**The problem**:
With images excluded, write out each entry below exactly as given.

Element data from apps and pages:

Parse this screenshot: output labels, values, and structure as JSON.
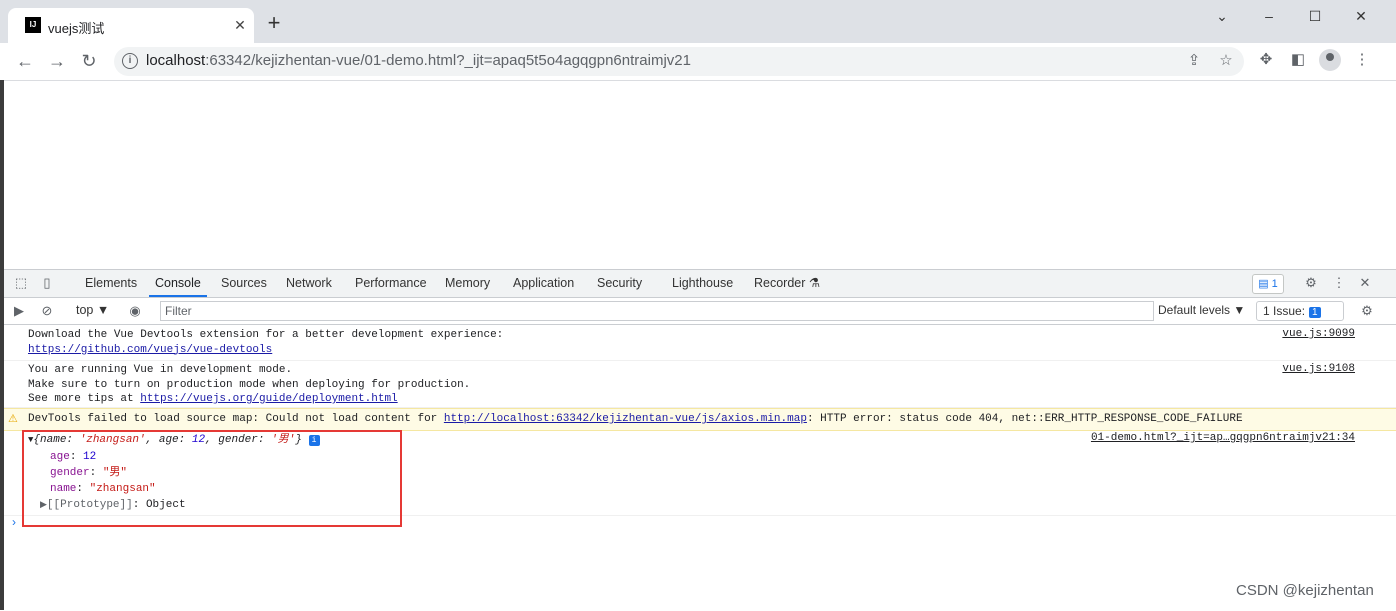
{
  "browser": {
    "tab_title": "vuejs测试",
    "favicon_text": "IJ",
    "tab_close": "✕",
    "new_tab": "+",
    "window_controls": {
      "dropdown": "⌄",
      "minimize": "–",
      "maximize": "☐",
      "close": "✕"
    },
    "url_host": "localhost",
    "url_rest": ":63342/kejizhentan-vue/01-demo.html?_ijt=apaq5t5o4agqgpn6ntraimjv21"
  },
  "devtools": {
    "tabs": [
      "Elements",
      "Console",
      "Sources",
      "Network",
      "Performance",
      "Memory",
      "Application",
      "Security",
      "Lighthouse",
      "Recorder"
    ],
    "active_tab": "Console",
    "issues_badge": "1",
    "context": "top ▼",
    "filter_placeholder": "Filter",
    "levels": "Default levels ▼",
    "issues_label": "1 Issue:",
    "issues_count": "1"
  },
  "console": {
    "msg1_line1": "Download the Vue Devtools extension for a better development experience:",
    "msg1_link": "https://github.com/vuejs/vue-devtools",
    "msg1_source": "vue.js:9099",
    "msg2_line1": "You are running Vue in development mode.",
    "msg2_line2": "Make sure to turn on production mode when deploying for production.",
    "msg2_line3_prefix": "See more tips at ",
    "msg2_link": "https://vuejs.org/guide/deployment.html",
    "msg2_source": "vue.js:9108",
    "warn_prefix": "DevTools failed to load source map: Could not load content for ",
    "warn_link": "http://localhost:63342/kejizhentan-vue/js/axios.min.map",
    "warn_suffix": ": HTTP error: status code 404, net::ERR_HTTP_RESPONSE_CODE_FAILURE",
    "obj_source": "01-demo.html?_ijt=ap…gqgpn6ntraimjv21:34",
    "obj_preview": {
      "open": "{",
      "name_key": "name: ",
      "name_val": "'zhangsan'",
      "age_key": ", age: ",
      "age_val": "12",
      "gender_key": ", gender: ",
      "gender_val": "'男'",
      "close": "}"
    },
    "props": [
      {
        "key": "age",
        "value": "12"
      },
      {
        "key": "gender",
        "value": "\"男\""
      },
      {
        "key": "name",
        "value": "\"zhangsan\""
      }
    ],
    "prototype": "[[Prototype]]",
    "prototype_val": "Object"
  },
  "watermark": "CSDN @kejizhentan",
  "colors": {
    "accent": "#1a73e8",
    "highlight_box": "#e53935",
    "warning_bg": "#fefbe5"
  }
}
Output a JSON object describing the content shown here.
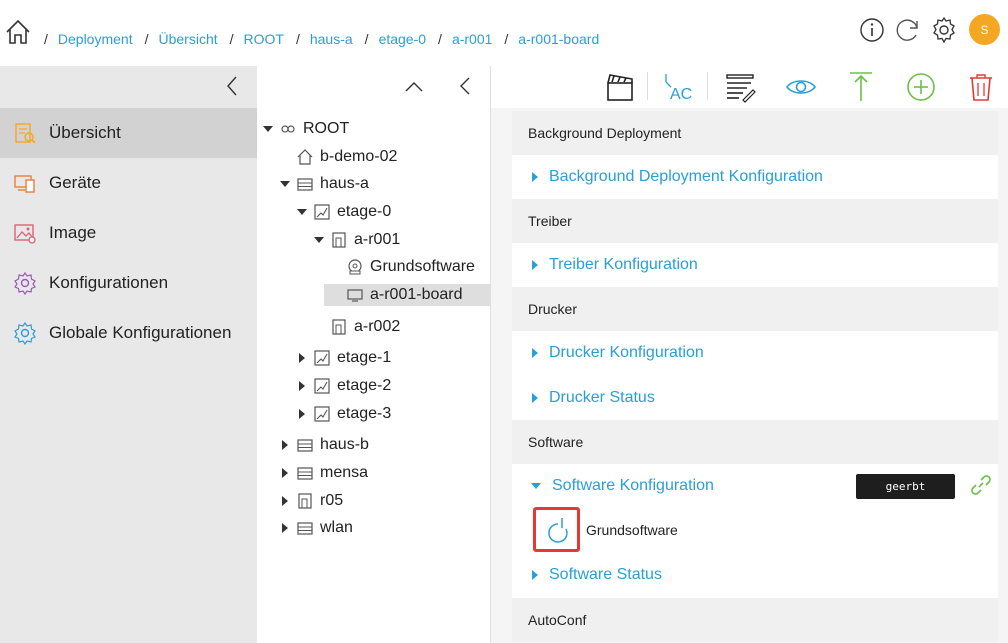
{
  "header": {
    "breadcrumbs": [
      "Deployment",
      "Übersicht",
      "ROOT",
      "haus-a",
      "etage-0",
      "a-r001",
      "a-r001-board"
    ],
    "avatar_letter": "S"
  },
  "sidebar": {
    "items": [
      {
        "label": "Übersicht",
        "icon": "overview-icon"
      },
      {
        "label": "Geräte",
        "icon": "devices-icon"
      },
      {
        "label": "Image",
        "icon": "image-icon"
      },
      {
        "label": "Konfigurationen",
        "icon": "configurations-icon"
      },
      {
        "label": "Globale Konfigurationen",
        "icon": "global-configurations-icon"
      }
    ]
  },
  "tree": {
    "nodes": [
      {
        "label": "ROOT",
        "icon": "root-icon",
        "caret": "down"
      },
      {
        "label": "b-demo-02",
        "icon": "house-icon",
        "caret": "none"
      },
      {
        "label": "haus-a",
        "icon": "building-icon",
        "caret": "down"
      },
      {
        "label": "etage-0",
        "icon": "floor-icon",
        "caret": "down"
      },
      {
        "label": "a-r001",
        "icon": "room-icon",
        "caret": "down"
      },
      {
        "label": "Grundsoftware",
        "icon": "software-disk-icon",
        "caret": "none"
      },
      {
        "label": "a-r001-board",
        "icon": "board-icon",
        "caret": "none",
        "selected": true
      },
      {
        "label": "a-r002",
        "icon": "room-icon",
        "caret": "none"
      },
      {
        "label": "etage-1",
        "icon": "floor-icon",
        "caret": "right"
      },
      {
        "label": "etage-2",
        "icon": "floor-icon",
        "caret": "right"
      },
      {
        "label": "etage-3",
        "icon": "floor-icon",
        "caret": "right"
      },
      {
        "label": "haus-b",
        "icon": "building-icon",
        "caret": "right"
      },
      {
        "label": "mensa",
        "icon": "building-icon",
        "caret": "right"
      },
      {
        "label": "r05",
        "icon": "room-icon",
        "caret": "right"
      },
      {
        "label": "wlan",
        "icon": "building-icon",
        "caret": "right"
      }
    ]
  },
  "toolbar": {
    "buttons": [
      "clapperboard-icon",
      "text-recognition-icon",
      "list-edit-icon",
      "eye-icon",
      "upload-arrow-icon",
      "add-circle-icon",
      "trash-icon"
    ]
  },
  "sections": {
    "background": {
      "title": "Background Deployment",
      "items": [
        "Background Deployment Konfiguration"
      ]
    },
    "treiber": {
      "title": "Treiber",
      "items": [
        "Treiber Konfiguration"
      ]
    },
    "drucker": {
      "title": "Drucker",
      "items": [
        "Drucker Konfiguration",
        "Drucker Status"
      ]
    },
    "software": {
      "title": "Software",
      "config_label": "Software Konfiguration",
      "inherited_badge": "geerbt",
      "software_item": "Grundsoftware",
      "status_label": "Software Status"
    },
    "autoconf": {
      "title": "AutoConf"
    }
  },
  "colors": {
    "accent": "#2a9fd6",
    "sidebar_bg": "#e8e8e8",
    "avatar": "#f5a623",
    "add_green": "#6cc04a",
    "delete_red": "#e53935",
    "highlight_border": "#e53935"
  }
}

**Reply**:
Parse this screenshot: output labels, values, and structure as JSON.
{
  "browser": {
    "tab_title": "vuejs测试",
    "favicon_text": "IJ",
    "tab_close": "✕",
    "new_tab": "+",
    "window_controls": {
      "dropdown": "⌄",
      "minimize": "–",
      "maximize": "☐",
      "close": "✕"
    },
    "url_host": "localhost",
    "url_rest": ":63342/kejizhentan-vue/01-demo.html?_ijt=apaq5t5o4agqgpn6ntraimjv21"
  },
  "devtools": {
    "tabs": [
      "Elements",
      "Console",
      "Sources",
      "Network",
      "Performance",
      "Memory",
      "Application",
      "Security",
      "Lighthouse",
      "Recorder"
    ],
    "active_tab": "Console",
    "issues_badge": "1",
    "context": "top ▼",
    "filter_placeholder": "Filter",
    "levels": "Default levels ▼",
    "issues_label": "1 Issue:",
    "issues_count": "1"
  },
  "console": {
    "msg1_line1": "Download the Vue Devtools extension for a better development experience:",
    "msg1_link": "https://github.com/vuejs/vue-devtools",
    "msg1_source": "vue.js:9099",
    "msg2_line1": "You are running Vue in development mode.",
    "msg2_line2": "Make sure to turn on production mode when deploying for production.",
    "msg2_line3_prefix": "See more tips at ",
    "msg2_link": "https://vuejs.org/guide/deployment.html",
    "msg2_source": "vue.js:9108",
    "warn_prefix": "DevTools failed to load source map: Could not load content for ",
    "warn_link": "http://localhost:63342/kejizhentan-vue/js/axios.min.map",
    "warn_suffix": ": HTTP error: status code 404, net::ERR_HTTP_RESPONSE_CODE_FAILURE",
    "obj_source": "01-demo.html?_ijt=ap…gqgpn6ntraimjv21:34",
    "obj_preview": {
      "open": "{",
      "name_key": "name: ",
      "name_val": "'zhangsan'",
      "age_key": ", age: ",
      "age_val": "12",
      "gender_key": ", gender: ",
      "gender_val": "'男'",
      "close": "}"
    },
    "props": [
      {
        "key": "age",
        "value": "12"
      },
      {
        "key": "gender",
        "value": "\"男\""
      },
      {
        "key": "name",
        "value": "\"zhangsan\""
      }
    ],
    "prototype": "[[Prototype]]",
    "prototype_val": "Object"
  },
  "watermark": "CSDN @kejizhentan",
  "colors": {
    "accent": "#1a73e8",
    "highlight_box": "#e53935",
    "warning_bg": "#fefbe5"
  }
}
Output a JSON object describing the content shown here.
{
  "header": {
    "breadcrumbs": [
      "Deployment",
      "Übersicht",
      "ROOT",
      "haus-a",
      "etage-0",
      "a-r001",
      "a-r001-board"
    ],
    "avatar_letter": "S"
  },
  "sidebar": {
    "items": [
      {
        "label": "Übersicht",
        "icon": "overview-icon"
      },
      {
        "label": "Geräte",
        "icon": "devices-icon"
      },
      {
        "label": "Image",
        "icon": "image-icon"
      },
      {
        "label": "Konfigurationen",
        "icon": "configurations-icon"
      },
      {
        "label": "Globale Konfigurationen",
        "icon": "global-configurations-icon"
      }
    ]
  },
  "tree": {
    "nodes": [
      {
        "label": "ROOT",
        "icon": "root-icon",
        "caret": "down"
      },
      {
        "label": "b-demo-02",
        "icon": "house-icon",
        "caret": "none"
      },
      {
        "label": "haus-a",
        "icon": "building-icon",
        "caret": "down"
      },
      {
        "label": "etage-0",
        "icon": "floor-icon",
        "caret": "down"
      },
      {
        "label": "a-r001",
        "icon": "room-icon",
        "caret": "down"
      },
      {
        "label": "Grundsoftware",
        "icon": "software-disk-icon",
        "caret": "none"
      },
      {
        "label": "a-r001-board",
        "icon": "board-icon",
        "caret": "none",
        "selected": true
      },
      {
        "label": "a-r002",
        "icon": "room-icon",
        "caret": "none"
      },
      {
        "label": "etage-1",
        "icon": "floor-icon",
        "caret": "right"
      },
      {
        "label": "etage-2",
        "icon": "floor-icon",
        "caret": "right"
      },
      {
        "label": "etage-3",
        "icon": "floor-icon",
        "caret": "right"
      },
      {
        "label": "haus-b",
        "icon": "building-icon",
        "caret": "right"
      },
      {
        "label": "mensa",
        "icon": "building-icon",
        "caret": "right"
      },
      {
        "label": "r05",
        "icon": "room-icon",
        "caret": "right"
      },
      {
        "label": "wlan",
        "icon": "building-icon",
        "caret": "right"
      }
    ]
  },
  "toolbar": {
    "buttons": [
      "clapperboard-icon",
      "text-recognition-icon",
      "list-edit-icon",
      "eye-icon",
      "upload-arrow-icon",
      "add-circle-icon",
      "trash-icon"
    ]
  },
  "sections": {
    "background": {
      "title": "Background Deployment",
      "items": [
        "Background Deployment Konfiguration"
      ]
    },
    "treiber": {
      "title": "Treiber",
      "items": [
        "Treiber Konfiguration"
      ]
    },
    "drucker": {
      "title": "Drucker",
      "items": [
        "Drucker Konfiguration",
        "Drucker Status"
      ]
    },
    "software": {
      "title": "Software",
      "config_label": "Software Konfiguration",
      "inherited_badge": "geerbt",
      "software_item": "Grundsoftware",
      "status_label": "Software Status"
    },
    "autoconf": {
      "title": "AutoConf"
    }
  },
  "colors": {
    "accent": "#2a9fd6",
    "sidebar_bg": "#e8e8e8",
    "avatar": "#f5a623",
    "add_green": "#6cc04a",
    "delete_red": "#e53935",
    "highlight_border": "#e53935"
  }
}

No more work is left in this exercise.